The decline in Venezuelan production has also slowed, while more growth is expected in the US where liquids production increased by an “incredible and unexpected” 2.1 million barrels a day in 2018, the IEA said.
“While the other two giants voluntarily cut output, the US, already the biggest liquids supplier, will reinforce its leadership as the world’s number one crude producer,” the agency said in its monthly report on global oil markets. “By the middle of the year, US crude output will probably be more than the capacity of either Saudi Arabia or Russia.”
Brent crude oil futures surged last year – despite abundant global stockpiles – on speculation that Saudi Arabia wanted an oil price of US$80 a barrel for its since-deferred stock exchange listing of state oil giant Aramco. Prices got another boost later, on expectations that US sanctions on Iran would cut supplies to major importers including China, India and Japan.
But oil prices collapsed in November as US production set a new record, waivers were granted for Iranian exports and growth in China – the world’s second-largest oil consumer – showed signs of slowing.
Last week, the US Energy Department forecast a slow recovery for Brent prices during 2019 – averaging US$61 a barrel for the year and nearing US$63 by the fourth quarter.
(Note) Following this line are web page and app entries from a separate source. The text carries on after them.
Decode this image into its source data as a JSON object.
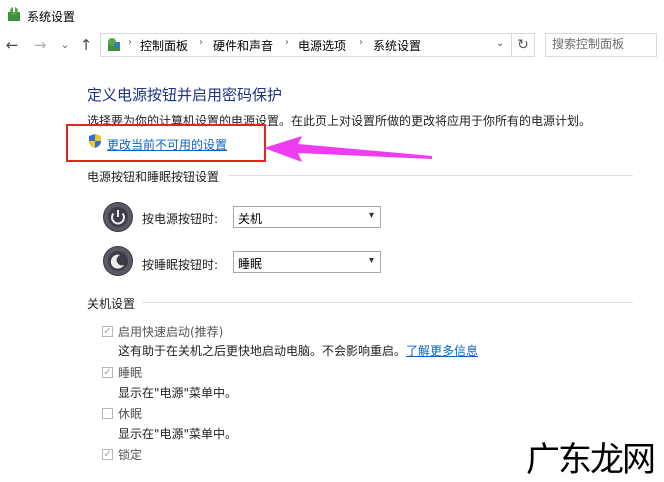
{
  "window": {
    "title": "系统设置",
    "title_icon": "power-options-icon"
  },
  "nav": {
    "back": "←",
    "forward": "→",
    "dropdown": "⌄",
    "up": "↑"
  },
  "address": {
    "crumbs": [
      "控制面板",
      "硬件和声音",
      "电源选项",
      "系统设置"
    ],
    "separator": "›",
    "dropdown": "⌄",
    "refresh": "↻"
  },
  "search": {
    "placeholder": "搜索控制面板"
  },
  "page": {
    "title": "定义电源按钮并启用密码保护",
    "description": "选择要为你的计算机设置的电源设置。在此页上对设置所做的更改将应用于你所有的电源计划。",
    "change_link": "更改当前不可用的设置"
  },
  "buttons_section": {
    "header": "电源按钮和睡眠按钮设置",
    "rows": [
      {
        "label": "按电源按钮时:",
        "value": "关机",
        "icon": "power-button-icon"
      },
      {
        "label": "按睡眠按钮时:",
        "value": "睡眠",
        "icon": "sleep-button-icon"
      }
    ]
  },
  "shutdown_section": {
    "header": "关机设置",
    "options": [
      {
        "label": "启用快速启动(推荐)",
        "checked": true,
        "desc": "这有助于在关机之后更快地启动电脑。不会影响重启。",
        "link": "了解更多信息"
      },
      {
        "label": "睡眠",
        "checked": true,
        "desc": "显示在\"电源\"菜单中。"
      },
      {
        "label": "休眠",
        "checked": false,
        "desc": "显示在\"电源\"菜单中。"
      },
      {
        "label": "锁定",
        "checked": true
      }
    ]
  },
  "watermark": "广东龙网",
  "colors": {
    "title": "#1e3287",
    "link": "#0a64c8",
    "highlight_box": "#e8211a",
    "arrow": "#f03cf0"
  }
}
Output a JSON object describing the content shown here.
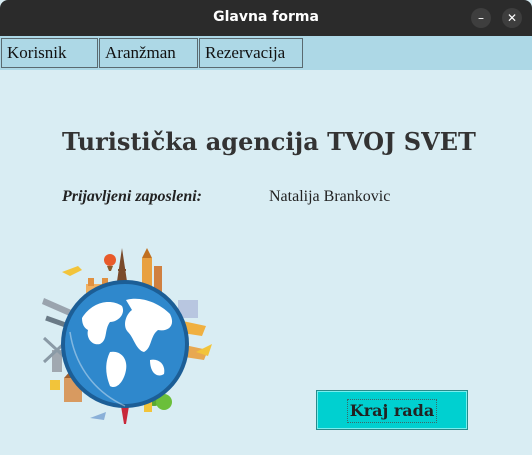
{
  "window": {
    "title": "Glavna forma",
    "minimize_glyph": "–",
    "close_glyph": "✕"
  },
  "menu": {
    "items": [
      {
        "label": "Korisnik"
      },
      {
        "label": "Aranžman"
      },
      {
        "label": "Rezervacija"
      }
    ]
  },
  "main": {
    "heading": "Turistička agencija TVOJ SVET",
    "employee_label": "Prijavljeni zaposleni:",
    "employee_name": "Natalija Brankovic"
  },
  "illustration": {
    "icon": "globe-landmarks-illustration"
  },
  "buttons": {
    "exit_label": "Kraj rada"
  },
  "colors": {
    "background": "#d9edf3",
    "menubar": "#add8e6",
    "exit_button": "#00d0d0",
    "titlebar": "#2b2b2b"
  }
}
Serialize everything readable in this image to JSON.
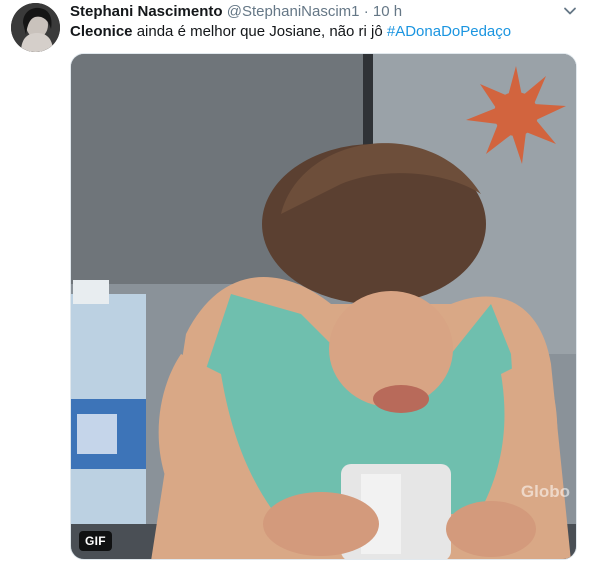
{
  "tweet": {
    "display_name": "Stephani Nascimento",
    "handle": "@StephaniNascim1",
    "separator": "·",
    "time": "10 h",
    "text_bold": "Cleonice",
    "text_body": " ainda é melhor que Josiane, não ri jô ",
    "hashtag": "#ADonaDoPedaço",
    "caret_icon": "chevron-down-icon"
  },
  "media": {
    "badge": "GIF",
    "watermark": "Globo"
  },
  "colors": {
    "link": "#1b95e0",
    "secondary_text": "#657786",
    "primary_text": "#14171a"
  }
}
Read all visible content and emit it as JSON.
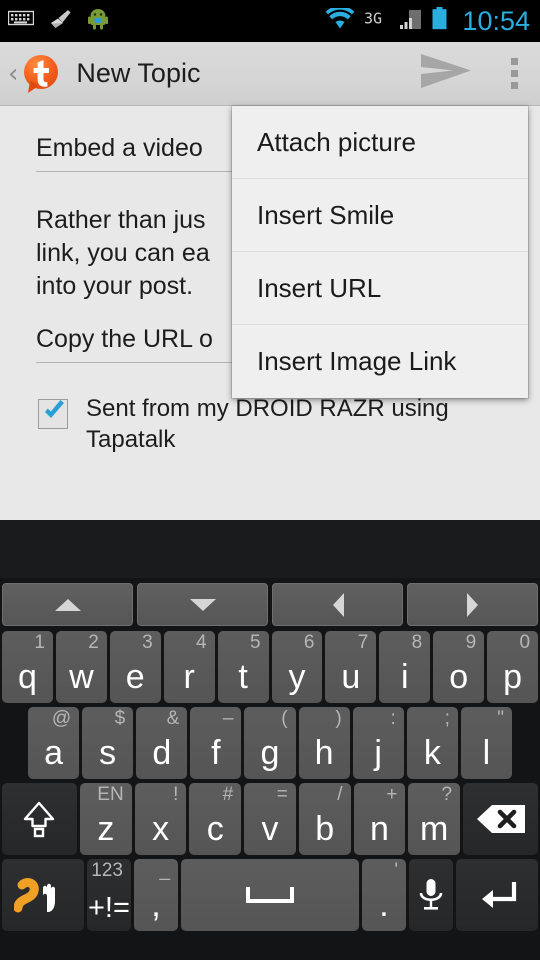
{
  "statusbar": {
    "icons": [
      "keyboard-icon",
      "broom-icon",
      "android-robot-icon",
      "wifi-icon",
      "network-3g-icon",
      "signal-bars-icon",
      "battery-icon"
    ],
    "network_label": "3G",
    "time": "10:54"
  },
  "actionbar": {
    "back_label": "‹",
    "app_icon": "tapatalk-logo-icon",
    "title": "New Topic",
    "send_icon": "send-icon",
    "overflow_icon": "overflow-menu-icon"
  },
  "compose": {
    "subject_value": "Embed a video ",
    "body_value": "Rather than jus\nlink, you can ea\ninto your post.",
    "url_field_value": "Copy the URL o",
    "signature_checked": true,
    "signature_label": "Sent from my DROID RAZR using Tapatalk"
  },
  "menu": {
    "items": [
      {
        "label": "Attach picture"
      },
      {
        "label": "Insert Smile"
      },
      {
        "label": "Insert URL"
      },
      {
        "label": "Insert Image Link"
      }
    ]
  },
  "keyboard": {
    "nav_row": [
      {
        "name": "arrow-up-icon"
      },
      {
        "name": "arrow-down-icon"
      },
      {
        "name": "arrow-left-icon"
      },
      {
        "name": "arrow-right-icon"
      }
    ],
    "row1": [
      {
        "key": "q",
        "alt": "1"
      },
      {
        "key": "w",
        "alt": "2"
      },
      {
        "key": "e",
        "alt": "3"
      },
      {
        "key": "r",
        "alt": "4"
      },
      {
        "key": "t",
        "alt": "5"
      },
      {
        "key": "y",
        "alt": "6"
      },
      {
        "key": "u",
        "alt": "7"
      },
      {
        "key": "i",
        "alt": "8"
      },
      {
        "key": "o",
        "alt": "9"
      },
      {
        "key": "p",
        "alt": "0"
      }
    ],
    "row2": [
      {
        "key": "a",
        "alt": "@"
      },
      {
        "key": "s",
        "alt": "$"
      },
      {
        "key": "d",
        "alt": "&"
      },
      {
        "key": "f",
        "alt": "–"
      },
      {
        "key": "g",
        "alt": "("
      },
      {
        "key": "h",
        "alt": ")"
      },
      {
        "key": "j",
        "alt": ":"
      },
      {
        "key": "k",
        "alt": ";"
      },
      {
        "key": "l",
        "alt": "\""
      }
    ],
    "row3": [
      {
        "key": "z",
        "alt": "EN"
      },
      {
        "key": "x",
        "alt": "!"
      },
      {
        "key": "c",
        "alt": "#"
      },
      {
        "key": "v",
        "alt": "="
      },
      {
        "key": "b",
        "alt": "/"
      },
      {
        "key": "n",
        "alt": "+"
      },
      {
        "key": "m",
        "alt": "?"
      }
    ],
    "shift_label": "shift-key-icon",
    "backspace_label": "backspace-key-icon",
    "swype_label": "swype-gesture-icon",
    "symbols_top": "123",
    "symbols_main": "+!=",
    "comma_alt": "_",
    "comma_main": ",",
    "space_label": "space-key",
    "period_alt": "'",
    "period_main": ".",
    "mic_label": "microphone-key-icon",
    "enter_label": "enter-key-icon"
  },
  "colors": {
    "accent_blue": "#2aaee0",
    "tapatalk_orange": "#f26522",
    "keyboard_bg": "#131415",
    "key_face": "#5d5d5d",
    "content_bg": "#e8e8e8",
    "menu_bg": "#efefef"
  }
}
It is expecting global stockpiles to increase every quarter for the next two years due to production growth in the US, Canada and Brazil. March Brent was recently trading at US$62.58.
Sub-US$100 oil prices have reduced returns from New Zealand’s oil and gas sector, but crude and petroleum exports still brought in $1.06 billion in the year through November, 36 percent more than a year earlier, according to Statistics NZ.
Crude prices also drive the cost of fuel made at the Marsden Point refinery, and the country’s seasonal imports and exports of LPG.
Brent prices climbed last week on optimism a thaw in China-US relations will help sustain global growth, and after OPEC detailed the cuts it and other producers signalled at the start of December to help slow the build-up of stockpiles.
OPEC secretary-general Mohammed Barkindo last week said the organisation remains “acutely conscious” of the importance of a sustainable, stable oil market for the global economy.
The production controls first agreed two years ago are an “adaptable toolkit” that has allowed the group to flex output to respond to potential over-supply risks or consumer concerns that demand may be outpacing supply, he said in a speech in Angola on Friday.